John said the commitment and charity of others is a testament toward the ethics and the spirit of humanity, and that in itself is the spirit of the SohoJohnny platform he helped build.

“It was a wonderful event.  We raised some money, and everybody that was part of it, all the celebrities; they just gave,” he said.

“Mandate for Humanity” is also the title of a yet-to-be released comic book to benefit Let Me Help, Inc., conceptualized by John with a theme he said was gestating with him right before Covid.  He said the timing became clear. It was meant to come to life during the pandemic as a way to share joy and lift people’s spirits when they needed it the most.  John said the premise of his character, “SohoJohnny” is his mission to go out and spread cheer across the world when the world is depressed in almost like a “Covid-Pandemic World.”

Friends of John’s in real life and fellow collaborators, Scott Page of Pink Floyd, DJ Monti Rock III from Saturday Night Fever, and PR agent Howard Bloom all become characters in the story who each have special powers they bestow upon “SohoJohnny” to help him help other people become happy again.  John said his character’s main goal is to get people out of the shells and ruts they have been in.

“The timing of it was almost predestined that we made the comic book during that (Covid Pandemic),” he said.

The summer season into fall is filling up rapidly for John with events across the country and with live entertainment coming back to life, people can find him presenting events from Montauk, N.Y., to Los Angeles.  In addition, Let Me Help, Inc will be sponsor to The Marshall Tucker Band in August to support renovations needed for the Montauk Lighthouse. 

As for the acting and producing branch of John’s creative tree, he is the producer of interview talk show, “Profiles,” hosted by his friend and mentor, Mickey Burns. Most recently, John has started shooting a new talk show called, “Soho at Night,” and there is no stopping there as he is also launching a new membership club for models and actors. Soho Innovative Studios, located in SoHo, is a membership modeling/acting school with a special focus on art fashion, and just one more way John is working diligently to open doors in the arts.

“Re-Light Broadway” is another upcoming project John is currently working on for the fall to help support getting Broadway back on its feet, and with the demand he said he is seeing in content entertainment as a whole he predicts the second half of the year to be one for the records.

As far as humanity as a whole coming out of Covid, when people have been isolated, homebound and who are now coming out, John said he hopes people will not make light of anybody else’s suffering and always try to help others in good faith and love.

“It doesn’t matter what you have or what you don’t have.  If you get on a bus and you see an elderly lady sitting, just say something nice to raise her spirits,” he said.

On July 24, 2021, SohoJohnny will be taking part in a VIP Art / Charity reception at Steven Calapai’s Park South Gallery on Long Island to benefit Let Me Help, Inc, with a portion of proceeds from the evening’s art sales going to support the foundation.  The night is scheduled to have live musical performances and special guest appearances.
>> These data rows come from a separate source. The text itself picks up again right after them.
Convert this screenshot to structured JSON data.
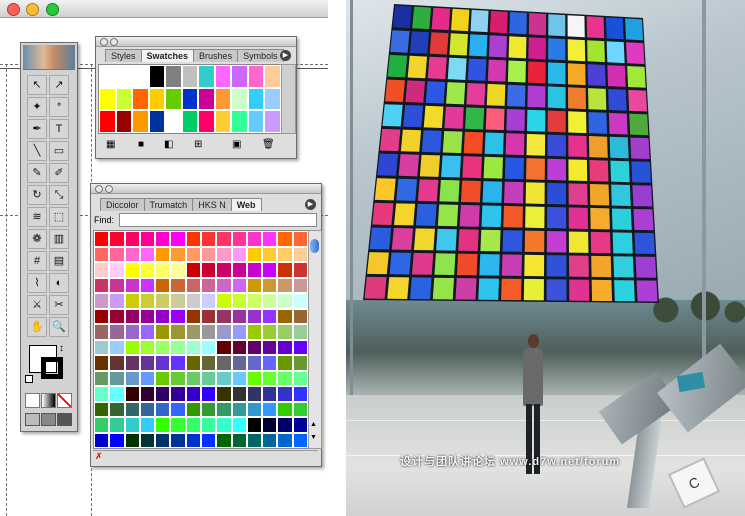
{
  "app": {
    "traffic_lights": [
      "#ff5f56",
      "#ffbd2e",
      "#27c93f"
    ]
  },
  "swatches_panel": {
    "tabs": [
      "Styles",
      "Swatches",
      "Brushes",
      "Symbols"
    ],
    "active_tab": "Swatches",
    "rows": [
      [
        "#ffffff",
        "#ffffff",
        "#ffffff",
        "#000000",
        "#808080",
        "#c0c0c0",
        "#33cccc",
        "#ff66ff",
        "#cc66ff",
        "#ff66cc",
        "#ffcc99"
      ],
      [
        "#ffff00",
        "#ccff33",
        "#ff6600",
        "#ffcc00",
        "#66cc00",
        "#0033cc",
        "#cc0099",
        "#ff9933",
        "#ccffcc",
        "#33ccff",
        "#99ccff"
      ],
      [
        "#ff0000",
        "#990000",
        "#ff9900",
        "#003399",
        "#ffffff",
        "#00cc66",
        "#ff0066",
        "#ffcc33",
        "#33ff99",
        "#66ccff",
        "#cc99ff"
      ]
    ]
  },
  "toolbox": {
    "icons": [
      "selection-arrow",
      "direct-select-arrow",
      "magic-wand",
      "lasso",
      "pen",
      "type",
      "line",
      "rectangle",
      "paintbrush",
      "pencil",
      "rotate",
      "scale",
      "warp",
      "free-transform",
      "symbol-sprayer",
      "graph",
      "mesh",
      "gradient",
      "eyedropper",
      "blend",
      "slice",
      "scissors",
      "hand",
      "zoom"
    ],
    "glyphs": [
      "↖",
      "↗",
      "✦",
      "ᐤ",
      "✒",
      "T",
      "╲",
      "▭",
      "✎",
      "✐",
      "↻",
      "⤡",
      "≋",
      "⬚",
      "❁",
      "▥",
      "#",
      "▤",
      "⌇",
      "◐",
      "⚔",
      "✂",
      "✋",
      "🔍"
    ]
  },
  "color_panel": {
    "tabs": [
      "Diccolor",
      "Trumatch",
      "HKS N",
      "Web"
    ],
    "active_tab": "Web",
    "find_label": "Find:",
    "find_value": "",
    "rows": [
      [
        "#ff0000",
        "#ff0033",
        "#ff0066",
        "#ff0099",
        "#ff00cc",
        "#ff00ff",
        "#ff3300",
        "#ff3333",
        "#ff3366",
        "#ff3399",
        "#ff33cc",
        "#ff33ff",
        "#ff6600",
        "#ff6633"
      ],
      [
        "#ff6666",
        "#ff6699",
        "#ff66cc",
        "#ff66ff",
        "#ff9900",
        "#ff9933",
        "#ff9966",
        "#ff9999",
        "#ff99cc",
        "#ff99ff",
        "#ffcc00",
        "#ffcc33",
        "#ffcc66",
        "#ffcc99"
      ],
      [
        "#ffcccc",
        "#ffccff",
        "#ffff00",
        "#ffff33",
        "#ffff66",
        "#ffff99",
        "#cc0000",
        "#cc0033",
        "#cc0066",
        "#cc0099",
        "#cc00cc",
        "#cc00ff",
        "#cc3300",
        "#cc3333"
      ],
      [
        "#cc3366",
        "#cc3399",
        "#cc33cc",
        "#cc33ff",
        "#cc6600",
        "#cc6633",
        "#cc6666",
        "#cc6699",
        "#cc66cc",
        "#cc66ff",
        "#cc9900",
        "#cc9933",
        "#cc9966",
        "#cc9999"
      ],
      [
        "#cc99cc",
        "#cc99ff",
        "#cccc00",
        "#cccc33",
        "#cccc66",
        "#cccc99",
        "#cccccc",
        "#ccccff",
        "#ccff00",
        "#ccff33",
        "#ccff66",
        "#ccff99",
        "#ccffcc",
        "#ccffff"
      ],
      [
        "#990000",
        "#990033",
        "#990066",
        "#990099",
        "#9900cc",
        "#9900ff",
        "#993300",
        "#993333",
        "#993366",
        "#993399",
        "#9933cc",
        "#9933ff",
        "#996600",
        "#996633"
      ],
      [
        "#996666",
        "#996699",
        "#9966cc",
        "#9966ff",
        "#999900",
        "#999933",
        "#999966",
        "#999999",
        "#9999cc",
        "#9999ff",
        "#99cc00",
        "#99cc33",
        "#99cc66",
        "#99cc99"
      ],
      [
        "#99cccc",
        "#99ccff",
        "#99ff00",
        "#99ff33",
        "#99ff66",
        "#99ff99",
        "#99ffcc",
        "#99ffff",
        "#660000",
        "#660033",
        "#660066",
        "#660099",
        "#6600cc",
        "#6600ff"
      ],
      [
        "#663300",
        "#663333",
        "#663366",
        "#663399",
        "#6633cc",
        "#6633ff",
        "#666600",
        "#666633",
        "#666666",
        "#666699",
        "#6666cc",
        "#6666ff",
        "#669900",
        "#669933"
      ],
      [
        "#669966",
        "#669999",
        "#6699cc",
        "#6699ff",
        "#66cc00",
        "#66cc33",
        "#66cc66",
        "#66cc99",
        "#66cccc",
        "#66ccff",
        "#66ff00",
        "#66ff33",
        "#66ff66",
        "#66ff99"
      ],
      [
        "#66ffcc",
        "#66ffff",
        "#330000",
        "#330033",
        "#330066",
        "#330099",
        "#3300cc",
        "#3300ff",
        "#333300",
        "#333333",
        "#333366",
        "#333399",
        "#3333cc",
        "#3333ff"
      ],
      [
        "#336600",
        "#336633",
        "#336666",
        "#336699",
        "#3366cc",
        "#3366ff",
        "#339900",
        "#339933",
        "#339966",
        "#339999",
        "#3399cc",
        "#3399ff",
        "#33cc00",
        "#33cc33"
      ],
      [
        "#33cc66",
        "#33cc99",
        "#33cccc",
        "#33ccff",
        "#33ff00",
        "#33ff33",
        "#33ff66",
        "#33ff99",
        "#33ffcc",
        "#33ffff",
        "#000000",
        "#000033",
        "#000066",
        "#000099"
      ],
      [
        "#0000cc",
        "#0000ff",
        "#003300",
        "#003333",
        "#003366",
        "#003399",
        "#0033cc",
        "#0033ff",
        "#006600",
        "#006633",
        "#006666",
        "#006699",
        "#0066cc",
        "#0066ff"
      ]
    ]
  },
  "wall": {
    "rows": [
      [
        "#1a2fa0",
        "#2eae3c",
        "#e62a8a",
        "#f3d21a",
        "#8fd1f0",
        "#d61d6e",
        "#2d66e0",
        "#cc3391",
        "#6fc4ea",
        "#f5f5f5",
        "#e8348c",
        "#1850d8",
        "#20a0e0"
      ],
      [
        "#3a6de0",
        "#203fb8",
        "#e03a3a",
        "#d1e62d",
        "#2ab0f0",
        "#aa3fd0",
        "#f0e82a",
        "#cf1f8f",
        "#2a7ae8",
        "#f0f03a",
        "#a5e42e",
        "#6fd7ff",
        "#e03ac0"
      ],
      [
        "#21b03f",
        "#f2d42a",
        "#e83a90",
        "#7ed9f4",
        "#2e54e0",
        "#d33ab2",
        "#a8f04a",
        "#e9233b",
        "#29b8e8",
        "#f6a827",
        "#4c40d8",
        "#d32fb0",
        "#a2e83a"
      ],
      [
        "#f34f27",
        "#cf2a7d",
        "#2f57e5",
        "#9ee94a",
        "#e23e9a",
        "#f0d725",
        "#3d6ae6",
        "#b13ed2",
        "#2ac3e3",
        "#f07d2d",
        "#b6e63a",
        "#2f4bd7",
        "#e7499c"
      ],
      [
        "#4fd0f5",
        "#2c51d8",
        "#f1dc2b",
        "#e2399a",
        "#2fb646",
        "#fa5d7b",
        "#a93ed5",
        "#2ad5e8",
        "#e23d3d",
        "#f1f134",
        "#2f66e0",
        "#cb38c2",
        "#4eaa3c"
      ],
      [
        "#e23d8a",
        "#f2d12a",
        "#2b58dd",
        "#9ae14a",
        "#f54b27",
        "#2cc1eb",
        "#d737aa",
        "#f3e93a",
        "#3b4bd9",
        "#e6328c",
        "#f09e2a",
        "#2dbad9",
        "#a33ecc"
      ],
      [
        "#2e46d2",
        "#d53fa2",
        "#f0ce29",
        "#39c0f0",
        "#ec3380",
        "#9be842",
        "#2857e3",
        "#f37230",
        "#bc3ed5",
        "#f5ea2e",
        "#e63c7a",
        "#2ed1d9",
        "#2a52d9"
      ],
      [
        "#f9c72a",
        "#2f6ae2",
        "#e43a8d",
        "#8ae34a",
        "#f24d2a",
        "#2bb3eb",
        "#c53eb9",
        "#f2e435",
        "#2b4ed6",
        "#df3f8c",
        "#f0a428",
        "#31c7df",
        "#9a3ed1"
      ],
      [
        "#e73a7d",
        "#f5d52b",
        "#2a60e0",
        "#94e547",
        "#cf3ba9",
        "#2fc2ec",
        "#f35928",
        "#e9f035",
        "#3b51db",
        "#df3292",
        "#f7ab2c",
        "#2bd0db",
        "#aa3fd4"
      ],
      [
        "#2b5ddf",
        "#db3e9d",
        "#f1d62c",
        "#3ec8ec",
        "#e5327f",
        "#a6e84c",
        "#2f56e0",
        "#f47829",
        "#c43ed3",
        "#f1e634",
        "#e73984",
        "#2ecfe0",
        "#2c54dc"
      ],
      [
        "#f5c82a",
        "#2e67e3",
        "#df3a8a",
        "#8de44c",
        "#f14a2b",
        "#2cb7ee",
        "#c93db5",
        "#f5e430",
        "#2f52d8",
        "#e23f8b",
        "#f1a52a",
        "#33cde0",
        "#9d3fd2"
      ],
      [
        "#dd3b7c",
        "#f5d62c",
        "#2b62df",
        "#96e449",
        "#cd3ea6",
        "#2fc4ed",
        "#f45c28",
        "#e8ef36",
        "#3b53d9",
        "#e0328f",
        "#f6ad2b",
        "#2cd2dd",
        "#ad3ed6"
      ]
    ]
  },
  "watermark": "设计与团队讲论坛 www.d7w.net/forum"
}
For those interested in celebrating an evening of exclusive original art and to help others through purchase, RSVP via email to

For all things happening with “SohoJohnny” and more information on how you can help support any of the foundation causes, visit and  John can also be found on Facebook @sohojohnnyLLC and Instagram @sohojohnny.  For more information about PEP Real Estate and the services provided visit,

Photos courtesy SohoJohnny